Supported by Grant HS08551 from the Agency for Healthcare Research and Quality and Dr. Mehr's Robert Wood Johnson Foundation Generalist Physician Faculty Scholars award. Dr. Kruse was supported by Institutional National Research Service Award Number PE10038 from the Health Resources and Services Administration.
Effect of Do-Not-Resuscitate Orders on Hospitalization of Nursing Home Residents Evaluated for Lower Respiratory Infections
Version of Record online: 24 DEC 2003
Journal of the American Geriatrics Society
Volume 52, Issue 1, pages 51–58, January 2004
How to Cite
Zweig, S. C., Kruse, R. L., Binder, E. F., Szafara, K. L. and Mehr, D. R. (2004), Effect of Do-Not-Resuscitate Orders on Hospitalization of Nursing Home Residents Evaluated for Lower Respiratory Infections. Journal of the American Geriatrics Society, 52: 51–58. doi: 10.1111/j.1532-5415.2004.52010.x
- Issue online: 24 DEC 2003
- Version of Record online: 24 DEC 2003
- advance care directives;
- do not resuscitate;
- nursing home residents;
- propensity score
(See editorial comments by Dr. Joan Teno on pp 159–160)
Objectives: To determine resident and facility characteristics associated with do-not-resuscitate (DNR) orders and to test the effect of DNR orders on hospitalization of acutely ill nursing home (NH) residents with lower respiratory tract infections (LRIs).
Design: Prospective cohort.
Setting: Thirty-six NHs (almost 4,000 residents) in central and eastern Missouri in the Missouri Lower Respiratory Infection study.
Participants: NH residents with a LRI (n=1031).
Measurements: Data were obtained from new Minimum Data Set evaluations, resident examination, and chart review. Associations between resident, physician, and facility characteristics and the presence of a DNR order and hospitalization within 30 days from evaluation for an LRI were analyzed.
Results: Sixty percent of subjects had a DNR order, and 2% had a do-not-hospitalize order. Resident characteristics associated with a DNR order included older age, white race, having a surrogate decision-maker, NH residence for longer than 3 years, and more-impaired cognition. Residents with DNR orders were more likely to live in facilities with more licensed beds, a lower proportion of Medicaid recipients, and a higher prevalence of influenza vaccination. After controlling for potential confounders, residents with a DNR order before the acute illness episode were significantly less likely to be hospitalized (adjusted odds ratio=0.69, 95% confidence interval=0.49–0.97).

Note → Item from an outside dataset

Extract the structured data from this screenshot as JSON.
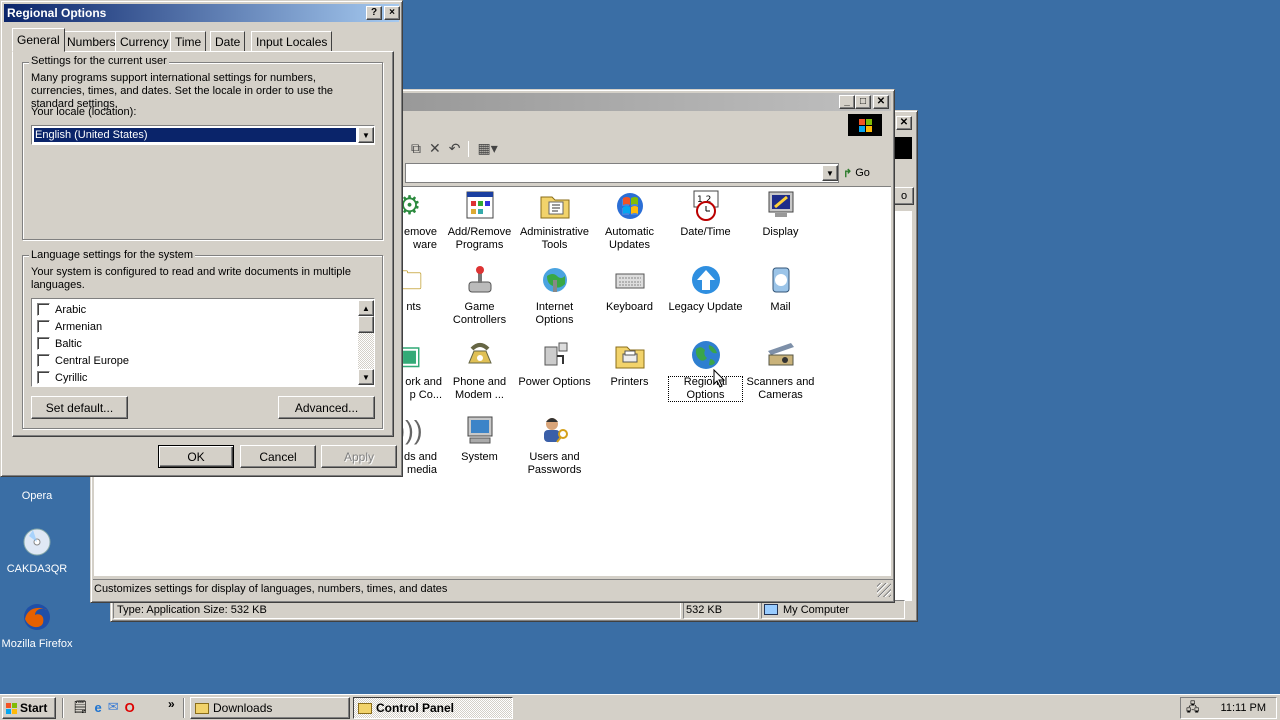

Conclusion: DNR orders independently reduce the risk of hospitalization for LRI and may function as a marker for undocumented care limitations or as a mandate to limit care (unrelated to resuscitation) in NH residents with LRI.